Take time to think about your overall financial situation and investment goals. Carefully considered the questions below and read the checklist before you invest.
Do you have money to invest?
Your financial well-being depends on careful planning. To assess whether making an investment is the best use of your money, at this time, here are some things to consider:
- Do you have enough money to cover personal and family expenses?
- Are you carrying adequate life, disability, property, and liability insurance?
- Would it be wiser to use extra funds to pay off debts or reduce your mortgage rather than making an investment?
If you have money available after meeting your financial needs, you are ready to think about your investment goals.
What are your investment goals?
Before making an investment, it is important to decide why you are investing and what you want to achieve. Once you've determined your investment goals, it will be easier to choose an investment that will meet your needs.
You may invest for a variety of reasons:
- To meet short-term goals like saving for a vacation, a car, or a down payment on a house. Investors with short-term goals often buy such investments as Canada Savings Bonds, term deposits, guaranteed investment certificates (GICs), or money market mutual funds.

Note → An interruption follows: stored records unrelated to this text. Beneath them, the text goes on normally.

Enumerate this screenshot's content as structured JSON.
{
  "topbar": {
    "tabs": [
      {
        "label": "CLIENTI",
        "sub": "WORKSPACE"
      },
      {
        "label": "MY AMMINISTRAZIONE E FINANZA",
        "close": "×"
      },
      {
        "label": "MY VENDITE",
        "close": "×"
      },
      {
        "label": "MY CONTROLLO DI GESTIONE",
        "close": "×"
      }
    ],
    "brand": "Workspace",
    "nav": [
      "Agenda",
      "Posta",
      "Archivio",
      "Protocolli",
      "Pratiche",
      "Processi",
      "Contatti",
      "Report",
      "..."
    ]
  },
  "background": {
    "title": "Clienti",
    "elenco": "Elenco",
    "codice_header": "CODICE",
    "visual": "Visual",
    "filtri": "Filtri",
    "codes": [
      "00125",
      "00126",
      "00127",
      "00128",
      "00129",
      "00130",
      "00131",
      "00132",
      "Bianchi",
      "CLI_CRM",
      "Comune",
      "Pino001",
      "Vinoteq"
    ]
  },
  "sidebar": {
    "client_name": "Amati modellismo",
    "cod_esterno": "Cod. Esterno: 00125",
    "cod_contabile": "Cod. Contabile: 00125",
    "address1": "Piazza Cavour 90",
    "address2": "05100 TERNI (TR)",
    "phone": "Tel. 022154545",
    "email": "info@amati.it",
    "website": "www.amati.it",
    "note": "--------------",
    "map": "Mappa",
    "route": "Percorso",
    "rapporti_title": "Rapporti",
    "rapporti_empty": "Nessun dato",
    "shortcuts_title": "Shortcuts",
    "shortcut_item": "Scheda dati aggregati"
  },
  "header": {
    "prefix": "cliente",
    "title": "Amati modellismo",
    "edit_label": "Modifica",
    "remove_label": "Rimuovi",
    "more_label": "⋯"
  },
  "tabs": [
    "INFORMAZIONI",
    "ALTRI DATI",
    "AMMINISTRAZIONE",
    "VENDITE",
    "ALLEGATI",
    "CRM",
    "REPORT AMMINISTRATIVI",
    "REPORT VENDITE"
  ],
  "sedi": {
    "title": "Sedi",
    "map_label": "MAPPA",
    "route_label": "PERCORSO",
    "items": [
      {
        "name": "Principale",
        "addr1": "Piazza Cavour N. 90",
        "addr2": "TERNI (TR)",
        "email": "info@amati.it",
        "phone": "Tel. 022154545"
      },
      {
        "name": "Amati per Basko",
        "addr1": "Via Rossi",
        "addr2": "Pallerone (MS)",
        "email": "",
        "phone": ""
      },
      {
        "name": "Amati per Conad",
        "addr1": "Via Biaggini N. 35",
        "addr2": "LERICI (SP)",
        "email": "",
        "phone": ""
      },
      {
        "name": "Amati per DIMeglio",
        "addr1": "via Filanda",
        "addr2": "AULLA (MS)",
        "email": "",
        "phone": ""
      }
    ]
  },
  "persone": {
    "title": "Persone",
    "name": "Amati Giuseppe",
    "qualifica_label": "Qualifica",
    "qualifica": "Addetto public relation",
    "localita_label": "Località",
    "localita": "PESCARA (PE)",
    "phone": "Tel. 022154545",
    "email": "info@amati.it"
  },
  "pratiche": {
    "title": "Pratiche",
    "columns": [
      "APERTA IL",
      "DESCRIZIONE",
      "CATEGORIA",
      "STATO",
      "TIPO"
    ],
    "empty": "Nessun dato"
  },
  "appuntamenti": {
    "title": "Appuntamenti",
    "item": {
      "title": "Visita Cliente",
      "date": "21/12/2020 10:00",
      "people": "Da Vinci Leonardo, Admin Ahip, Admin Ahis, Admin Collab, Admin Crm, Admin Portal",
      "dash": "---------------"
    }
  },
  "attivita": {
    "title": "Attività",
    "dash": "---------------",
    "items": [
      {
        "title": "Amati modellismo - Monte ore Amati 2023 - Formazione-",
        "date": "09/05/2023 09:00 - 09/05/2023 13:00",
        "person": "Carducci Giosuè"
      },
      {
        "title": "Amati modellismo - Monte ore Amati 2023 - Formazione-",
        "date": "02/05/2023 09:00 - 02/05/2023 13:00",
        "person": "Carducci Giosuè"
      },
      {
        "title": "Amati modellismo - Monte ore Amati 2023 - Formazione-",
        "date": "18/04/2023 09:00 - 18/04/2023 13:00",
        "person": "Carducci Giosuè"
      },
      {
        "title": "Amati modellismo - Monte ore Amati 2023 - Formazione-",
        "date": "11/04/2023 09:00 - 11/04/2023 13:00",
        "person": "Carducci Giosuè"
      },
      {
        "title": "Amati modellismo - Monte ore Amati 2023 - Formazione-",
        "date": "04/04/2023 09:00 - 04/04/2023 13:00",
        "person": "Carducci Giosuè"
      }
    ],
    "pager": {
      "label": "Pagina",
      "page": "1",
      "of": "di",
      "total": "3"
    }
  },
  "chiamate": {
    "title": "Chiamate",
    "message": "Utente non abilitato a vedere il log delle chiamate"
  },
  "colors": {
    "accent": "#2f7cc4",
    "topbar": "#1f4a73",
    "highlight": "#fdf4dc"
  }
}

- To earn investment income, which will supplement other forms of income. Bonds, preferred shares, or income mutual funds might be appropriate if investment income is your goal.
- To achieve long-term growth, so that you will have money for your children's education or your retirement. Suitable investments for long-term growth include common shares and equity mutual funds.
- To minimize taxes. Investing in a Registered Retirement Savings Plan (RRSP) is one way to minimize your current taxes. Money invested in an RRSP, and income earned on the investment, is not taxed until money is withdrawn from the plan.
Once you have determined your investment goals, the next step is to decide how much risk you are willing to assume in order to achieve them.
How much risk are you comfortable with?
Different investments have different levels of risk. Keep in mind that an investment
offering a higher return always carries a higher level of risk than one offering a lower
return. Investments such as Canada Savings Bonds and GICs are relatively safe, for example, but generally offer lower rates of return. Common shares of growth companies have a higher level of risk, but offer potentially greater returns.
Investing your money should not fill you with anxiety. Are you a conservative investor, concerned above all about safety of capital and stability? Are you an aggressive investor, prepared to take higher risks for the possibility of greater returns? Or are you a moderate risk taker, falling somewhere between? Once you have a clear idea of your investment goals and how much risk you are willing to assume, you are ready to start looking at specific investments.
Being a wise investor means taking the time to examine each investment before signing
on the dotted line. The following is a checklist of questions to ask yourself before committing to an investment. If you answer "yes" to most of these questions, the investment should be suitable for you. However, if you frequently answer "no," be cautious about proceeding.
The checklist is meant to be a starting point. Seek advice from an experienced professional to help you make your investment decisions.
Is the investment right for you?
- Does the investment meet your personal investment goals? Whether you are investing for long-term growth, investment income, or other reasons, an investment should match your own investment goals.
- Are claims about the investment realistic? Some things really are too good to be true. Use common sense, or get a professional opinion, when presented with investments that seem to offer unusually high returns compared to other investment options.
- Do you understand and accept the risks involved with the investment? Most investments include an element of risk. You should know what these risks are and be prepared to accept them.
- Are you putting too much money into one investment? Putting all your eggs in one basket is a risky proposition. If the investment fails, you stand to lose everything. Wise investors put their money into a variety of investments to achieve a balanced portfolio of investments.
- Can you sell the investment? Find out if you can sell the investment and, if so, how. Can you sell it through an exchange, or do you need to find a private buyer?
- Do you understand the conditions that apply if you withdraw from the investment? Find out if there are any restrictions or penalties that apply if you want to withdraw from or sell the investment in the future.
Do you understand the investment?
- Has the seller given you written information that fully explains the investment? Make sure you get detailed information about an investment before proceeding. You should be provided with enough clear and accurate information that you can assess whether the investment is right for you.
- Have you read the written information? Reading the written information carefully is one of the most important steps in making a wise investment decision.
- Do you understand the investment after reading the written information? Do not commit to an investment you do not understand. Get professional advice if you have trouble understanding anything within the written information.
The FCAA cannot tell you how to invest, but it can tell you if the person selling the investment is following the rules. If you have questions or concerns about investments, you can contact FCAA at 306-787-5645.